Suitably enervated, if not over-stimulated, I took the ticket collector’s advice that there was another, modern art, museum over the river, and set off with no plan. I ended up ignoring that advice as just down the road is the Palace of the Grand Dukes of Lithuania. Oh, on the way I passed the cathedral and many lovely views.
The palace was reconstructed this century, having been destroyed by Muscovite invaders in the 17th century. It is built on (and showcasing) the foundations of the ‘lower castle’, encompassing the history of the city and country. It’s fabulous, and 5 euros to go in, if you get the ticket that allows you into all the ‘tours’. The tours are just routes around the museum, not guided, and there are four of them.

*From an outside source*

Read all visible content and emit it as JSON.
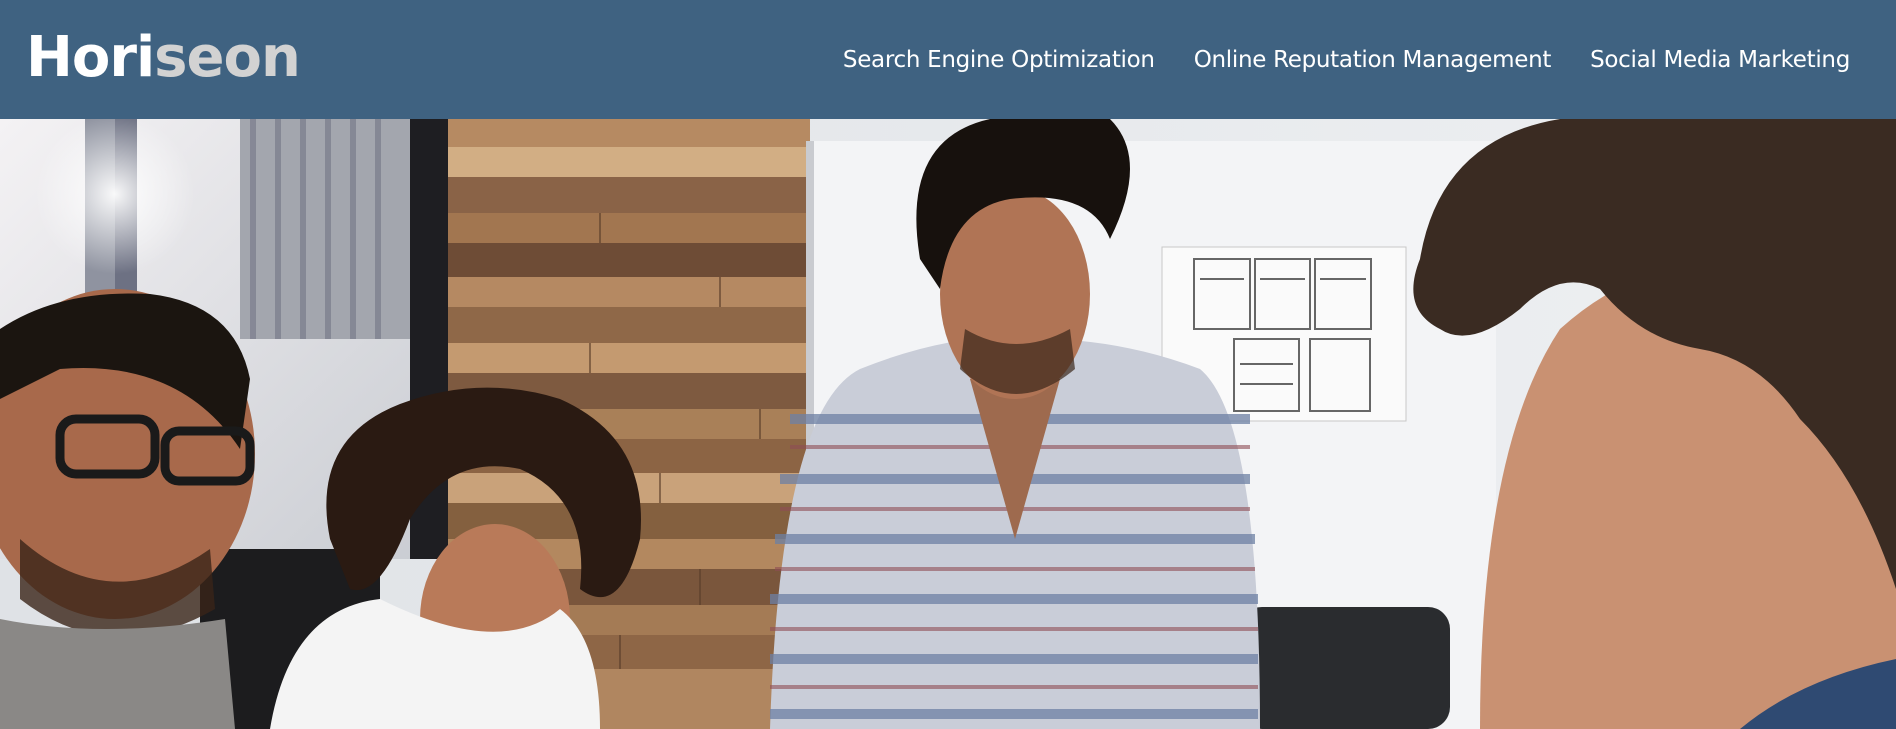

I ended up being here for over 4 hours. I didn’t do the tours in order – for some reason, the guard at the entry to 1 and 2, after directing me to the cloakroom to remove my coat and bag (I didn’t use the cloakroom, as the lockers came first – 1 euro coin needed, refunded when you return), sent me over the way to 3 and 4. They were probably quicker than 1 and 2, and so a good place to start (particularly on a Thursday, when the place is open till 8, so I had no concern about running out of opening hours). But still, maybe you could go in a different order. If I were to recommend it, I’d say 3, reconstructions of rooms in different styles (from periods of history), is the one to buzz through and soak up. Number 1, historical and architectural development of the palace (and the country), was the highlight for me, though that may mean you should do it second, or third. Cover a couple of others quickly, then give that serious time. It’s great. And my, Lithuania, mostly by marriage, covered/governed/influenced an awful lot of Europe up until the 17th century. I was well aware that Europe’s borders have been shaped, changed and hammered by years of war, but it is still something else to see just how different they used to be. Lithuania, in summary, used to be an awful lot larger, effectively engineered a reverse-takeover of Poland, ended up partly subsumed by the latter, before re-establishing its own, large, identity, before losing that. Twice. It’s a monumental story.

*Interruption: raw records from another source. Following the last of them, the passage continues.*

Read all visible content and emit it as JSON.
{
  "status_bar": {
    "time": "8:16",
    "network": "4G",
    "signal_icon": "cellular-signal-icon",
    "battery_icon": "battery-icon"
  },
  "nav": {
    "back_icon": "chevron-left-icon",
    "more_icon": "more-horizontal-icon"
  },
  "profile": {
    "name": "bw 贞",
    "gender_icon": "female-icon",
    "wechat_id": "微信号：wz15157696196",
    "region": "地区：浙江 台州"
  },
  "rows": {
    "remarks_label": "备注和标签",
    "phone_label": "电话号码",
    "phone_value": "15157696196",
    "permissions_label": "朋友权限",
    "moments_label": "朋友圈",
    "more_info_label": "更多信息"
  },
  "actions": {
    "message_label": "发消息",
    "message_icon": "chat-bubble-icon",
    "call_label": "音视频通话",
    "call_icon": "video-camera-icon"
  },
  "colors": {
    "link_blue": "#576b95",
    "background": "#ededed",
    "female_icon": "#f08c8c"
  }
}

The museum/palace is a work in progress, so the tours don’t necessarily flow nicely into one another. Many of the reconstructed rooms in tour 3 are changing; the ceilings, for instance, will have paintings and other decoration added. Sometimes you’ll backtrack, sometimes go from floor to floor when the map looks as if you’ll go from one to the other. The cafe is on the map but appears to be vending machines at the moment. And all of that may be different when you visit. But go with it, the place is fabulous, evocative and rich in mood, exhibits and historical narrative. And I say that as someone who probably only got the gist. It’s word-heavy in places, so be selective with a clear conscience. The selection of exhibits and sights below give you a favour of the variety in the place.
Medieval remains, paintings, guns and other weapons, suits of armour. Loads to see. I also liked the dioramas of the castle through the ages.

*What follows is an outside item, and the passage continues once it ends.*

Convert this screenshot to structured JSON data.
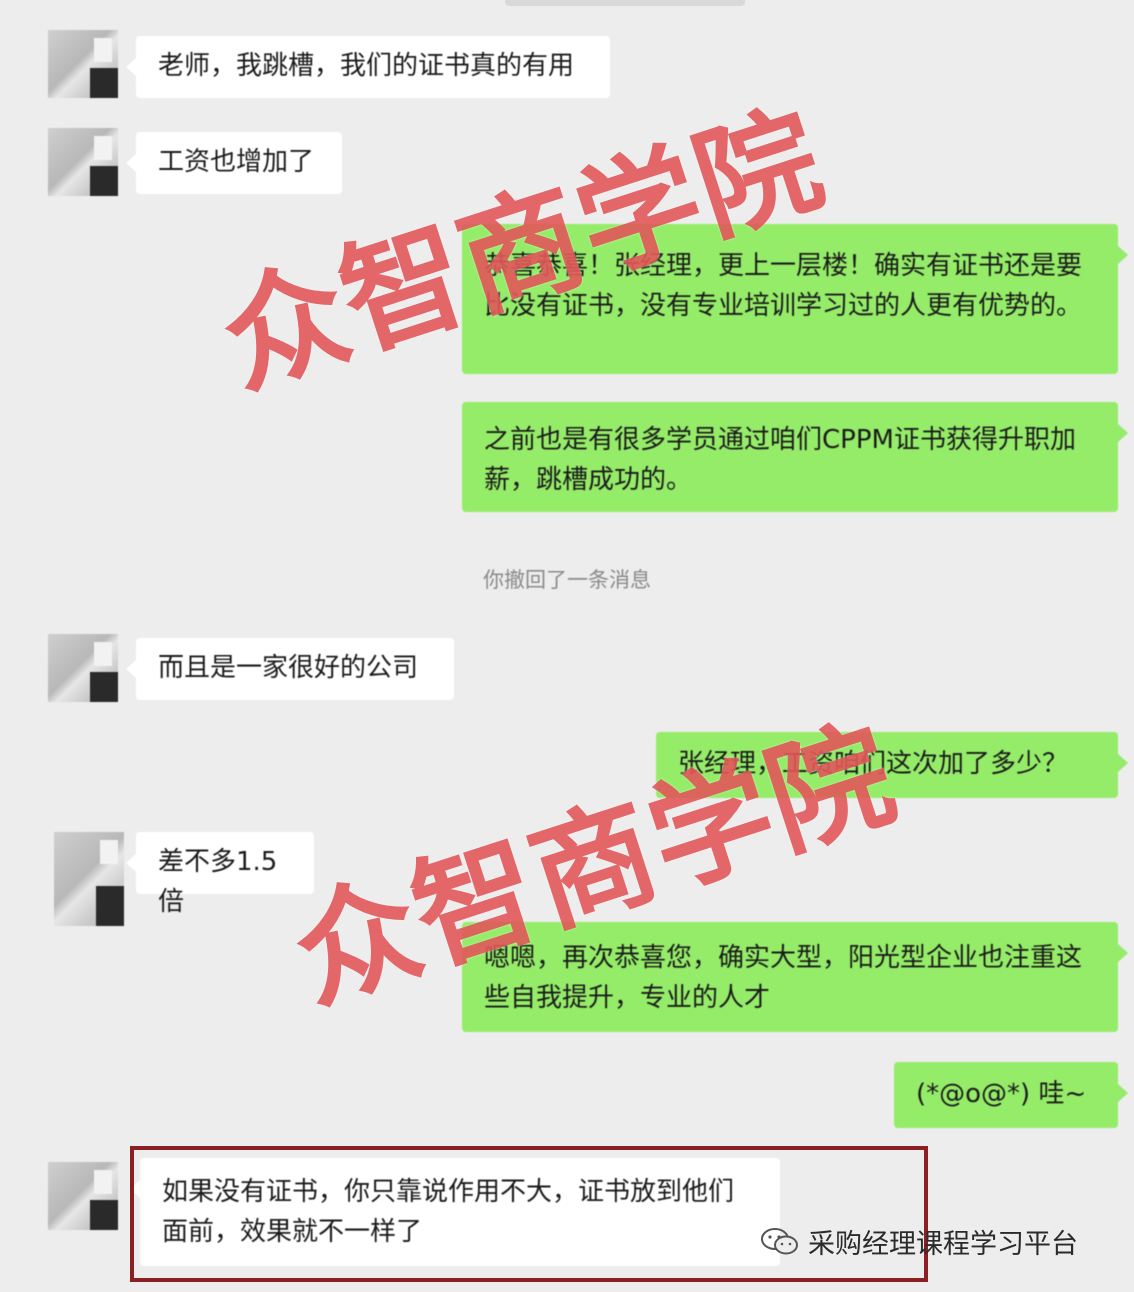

Even better than those is the virtual reality tour. It’s a euro to see, and the instructions suggest you hold the handle in front of you. I highly recommend you pay the money, and that you do as the instructions say. You start by seeing the same scene of small walls as you could see without the glasses. The castle is built on top. And then you are elevated 30 feet in the air, and if you look down, there’s nothing holding you up. It is very trippy. And you go higher, later on. It’s 8 minutes of your time well used, so long as you don’t freak out and take the glasses off.
Some last views from the reconstructed rooms, and observation tower, in tour 3.